    We can achieve mitigation without raising a finger. And as the delegate from Russia pointed out, it is imperative that we do reduce emissions, because there will otherwise be a great flood of actions required to deal with national and international migration / and planned relocation of climate refugees.

    The US delegate pointed out that ‘environmental refugee’ was a term fraught with legal difficulties. In fact hitherto it has seemed that the USA’s efforts have been mostly concentrating on how to say “legally binding” in as many different ways as possible without cutting emissions.

    But now we find we don’t care. Emissions may not have to be forced down, they may just collapse because these developed country parties are finally utterly overextended.
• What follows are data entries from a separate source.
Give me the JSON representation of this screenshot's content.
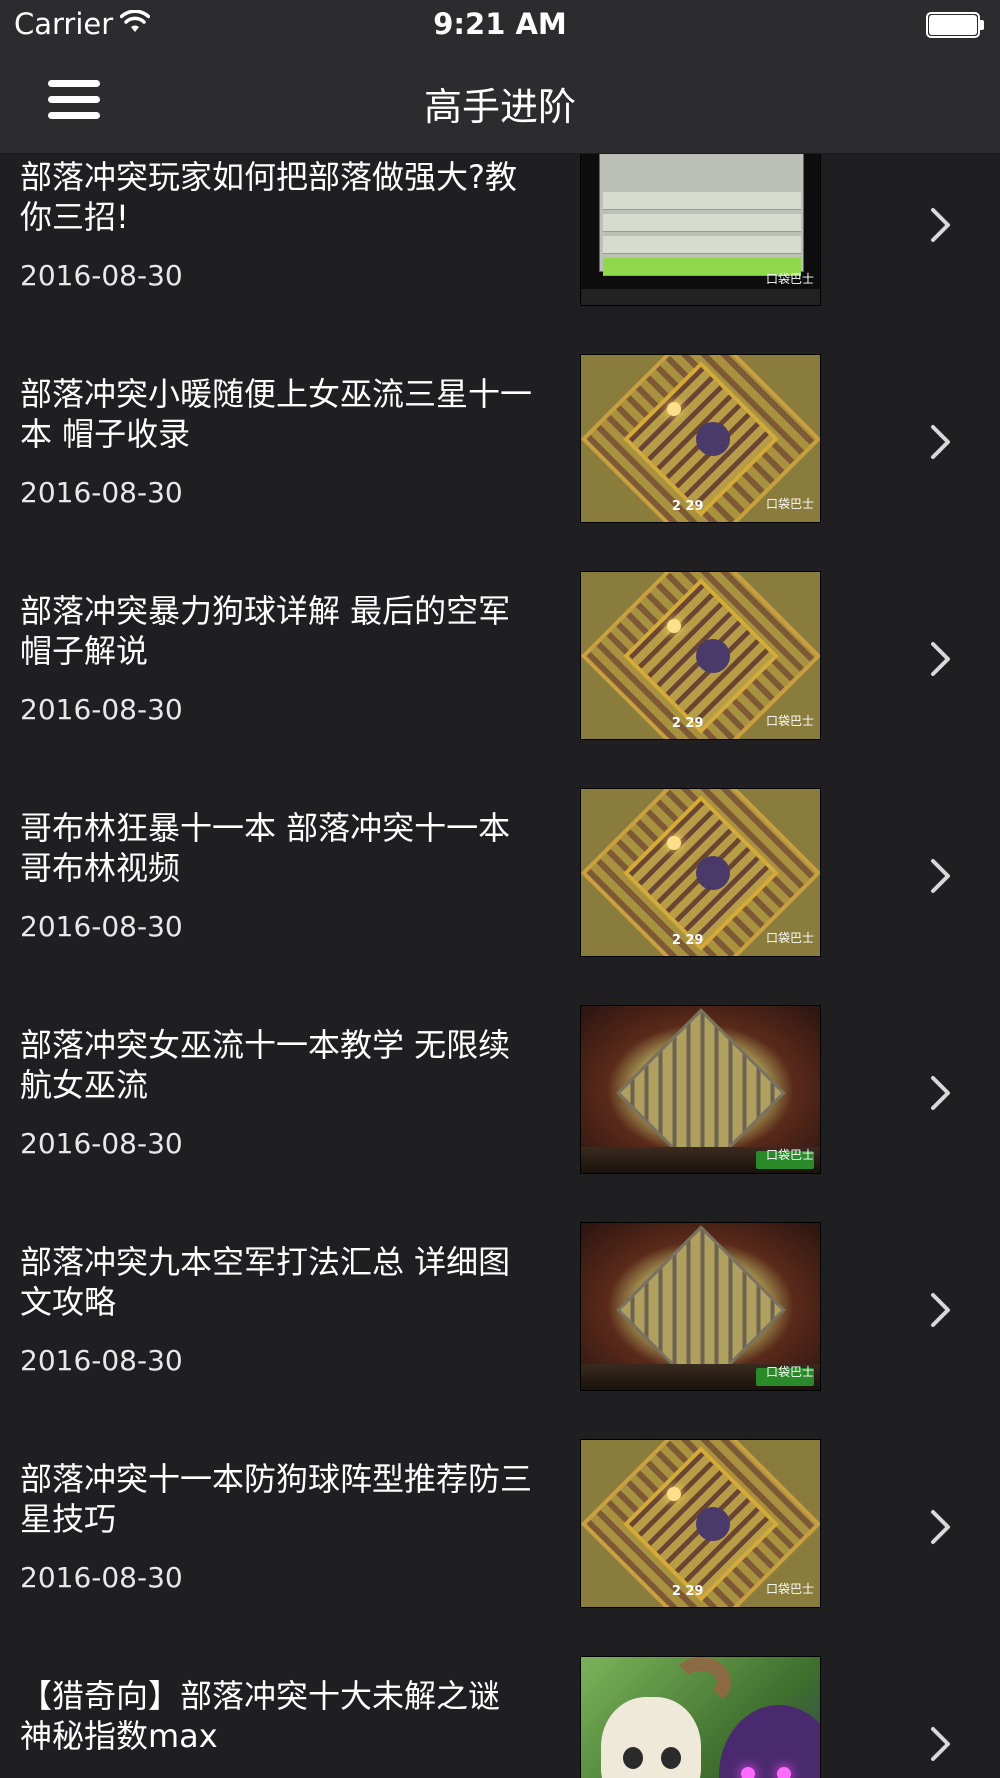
{
  "status": {
    "carrier": "Carrier",
    "time": "9:21 AM"
  },
  "nav": {
    "title": "高手进阶",
    "menu_icon": "hamburger-menu-icon"
  },
  "articles": [
    {
      "title": "部落冲突玩家如何把部落做强大?教你三招!",
      "date": "2016-08-30",
      "thumb": "screenshot",
      "logo": "口袋巴士"
    },
    {
      "title": "部落冲突小暖随便上女巫流三星十一本 帽子收录",
      "date": "2016-08-30",
      "thumb": "base",
      "logo": "口袋巴士",
      "score": "2 29"
    },
    {
      "title": "部落冲突暴力狗球详解 最后的空军帽子解说",
      "date": "2016-08-30",
      "thumb": "base",
      "logo": "口袋巴士",
      "score": "2 29"
    },
    {
      "title": "哥布林狂暴十一本 部落冲突十一本哥布林视频",
      "date": "2016-08-30",
      "thumb": "base",
      "logo": "口袋巴士",
      "score": "2 29"
    },
    {
      "title": "部落冲突女巫流十一本教学 无限续航女巫流",
      "date": "2016-08-30",
      "thumb": "lava",
      "logo": "口袋巴士"
    },
    {
      "title": "部落冲突九本空军打法汇总 详细图文攻略",
      "date": "2016-08-30",
      "thumb": "lava",
      "logo": "口袋巴士"
    },
    {
      "title": "部落冲突十一本防狗球阵型推荐防三星技巧",
      "date": "2016-08-30",
      "thumb": "base",
      "logo": "口袋巴士",
      "score": "2 29"
    },
    {
      "title": "【猎奇向】部落冲突十大未解之谜 神秘指数max",
      "date": "",
      "thumb": "art"
    }
  ],
  "colors": {
    "background": "#1f1f22",
    "bar": "#2c2c2e",
    "text": "#ffffff",
    "chevron": "#d8d8d8"
  }
}
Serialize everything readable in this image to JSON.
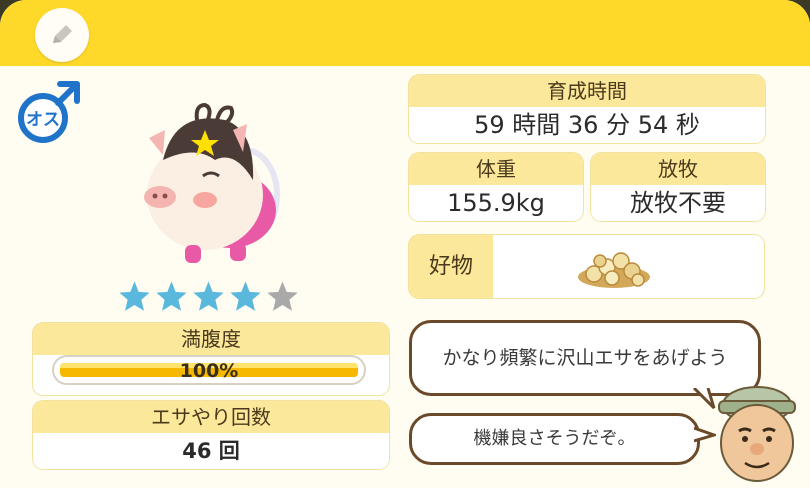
{
  "raise_time": {
    "label": "育成時間",
    "value": "59 時間 36 分 54 秒"
  },
  "weight": {
    "label": "体重",
    "value": "155.9kg"
  },
  "grazing": {
    "label": "放牧",
    "value": "放牧不要"
  },
  "favorite": {
    "label": "好物",
    "item_icon": "grain-icon"
  },
  "rating": {
    "filled": 4,
    "total": 5
  },
  "satiety": {
    "label": "満腹度",
    "value": "100%",
    "level": 1.0
  },
  "feed_count": {
    "label": "エサやり回数",
    "value": "46 回"
  },
  "sex": {
    "label": "オス",
    "icon": "male-symbol-icon"
  },
  "advice": {
    "message_1": "かなり頻繁に沢山エサをあげよう",
    "message_2": "機嫌良さそうだぞ。"
  },
  "colors": {
    "accent": "#ffd92a",
    "header_fill": "#fce89a",
    "star_on": "#5ab8dc",
    "star_off": "#a9a9a9",
    "gauge": "#f6b800",
    "male_blue": "#1f73c8"
  }
}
    The institutional arrangements including how to figure out how to get the means to enhance the implementation of adaptation action in developing country Parties are probably going to be organised through

    “an adaptation committee or a subsidiary body for adaptation to enhance the implementation of adaptation action in developing country Parties through, inter alia: providing advice and technical support to Parties; developing mechanisms for the development and transfer of adaptation technologies; planning, organizing, coordinating, monitoring and evaluating international actions on adaptation to climate change, including on the means of implementation.”

    The committee or subsidiary body may very well suggest a new financing mechanism under Article 11, and the GEF and World Bank that were the interim bodies in charge of funding will probably be sacked. In any case there will not be incremental costing in adaptation, nor will there be a need for global benefit, as the delegate from Cambodia pointed out.

    Tomorrow we look forward to the discussion on financing. The G77 and China and AOSIS may well have some very useful proposals up their sleeves . Their plans are bold and beautiful to behold.

    Thus observers tomorrow and in the coming days should pay careful attention to suggestions that may now be made for getting hold of all the remaining AAUs for the use or retirement or sale by developing country parties, as these are also required as a means to enhance the implementation of adaptation action in developing country Parties. This will finally close the circle, in the context of not exceeding 1250 GtCO2e emissions in this century of which 12 x 50 GtCO2e is already used up in the period 2000 to 2012.

    It appears that developing countries have a climate convention that protects their interests after all.

    So if Obama has his reputation staked on this, it will be truely a reputation worth having, though whether his delegation contributed to to achieving it will be a different question. if they do not obstruct it it will be to Obama’s lasting credit indeed.